Four years ago, a British man named Eric Moger had a tennis-ball sized tumor removed from the left side of his face, along with most of his face itself. Because of the surgery, Moger had to eat and drink through tubes inserted into his stomach. But Moger’s life changed recently, as doctors used CT and facial scans to create a blueprint for the part of his skull they had to remove. That blueprint was then used to create a perfectly fitted facial prosthetic out of nylon plastic, which was attached to his skull and let him to eat and drink normally again. The success of the printing and surgery has led the implant specialist who helped create Moger’s 3D-printed jaw and face prosthetic to hope to develop techniques to allow 3D printing in silicone. 3D printing is still extremely new, but that hasn’t stopped remarkable stories like this. As the technology improves, 3D printing’s role in medicine will expand and bringing hope to people that traditional procedures couldn’t help.
About Shelly Palmer
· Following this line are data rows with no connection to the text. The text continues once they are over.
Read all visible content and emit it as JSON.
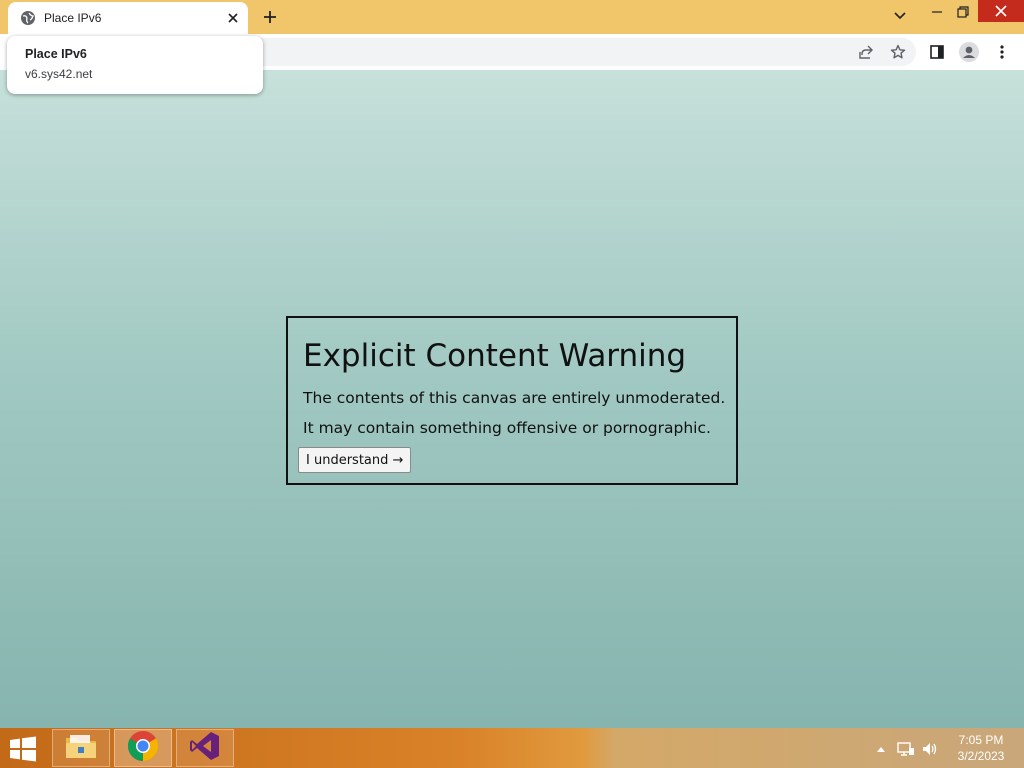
{
  "browser": {
    "tab": {
      "title": "Place IPv6"
    },
    "hover_card": {
      "title": "Place IPv6",
      "url": "v6.sys42.net"
    }
  },
  "dialog": {
    "title": "Explicit Content Warning",
    "line1": "The contents of this canvas are entirely unmoderated.",
    "line2": "It may contain something offensive or pornographic.",
    "button_label": "I understand →"
  },
  "taskbar": {
    "apps": [
      "File Explorer",
      "Google Chrome",
      "Visual Studio"
    ],
    "time": "7:05 PM",
    "date": "3/2/2023"
  },
  "colors": {
    "tab_strip": "#f1c56a",
    "close_button": "#c42b1c",
    "content_top": "#c7e0da",
    "content_bottom": "#86b4ae"
  }
}
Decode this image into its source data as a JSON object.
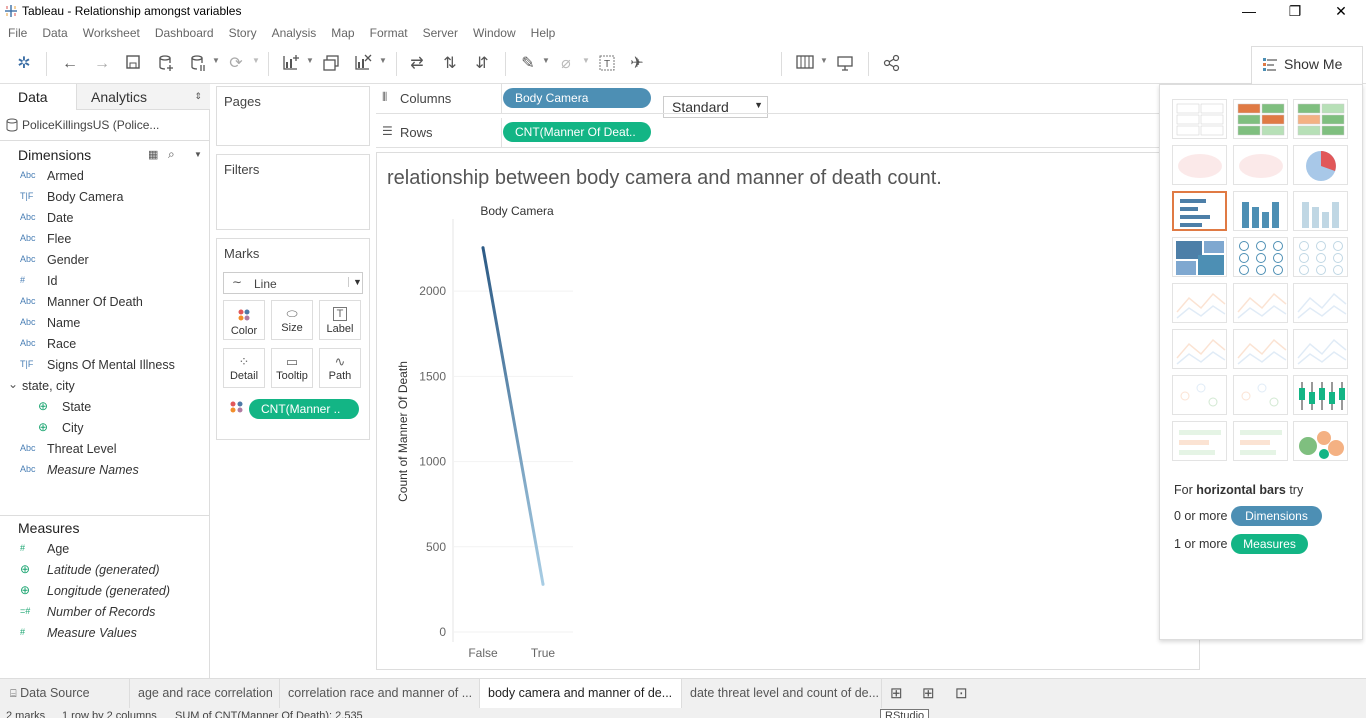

Shelly Palmer is the Professor of Advanced Media in Residence at Syracuse University’s S.I. Newhouse School of Public Communications and CEO of The Palmer Group, a consulting practice that helps Fortune 500 companies with technology, media and marketing. Named LinkedIn’s “Top Voice in Technology,” he covers tech and business for Good Day New York, is a regular commentator on CNN and writes a popular daily business blog. He's a bestselling author, and the creator of the popular, free online course, Generative AI for Execs. Follow @shellypalmer or visit shellypalmer.com.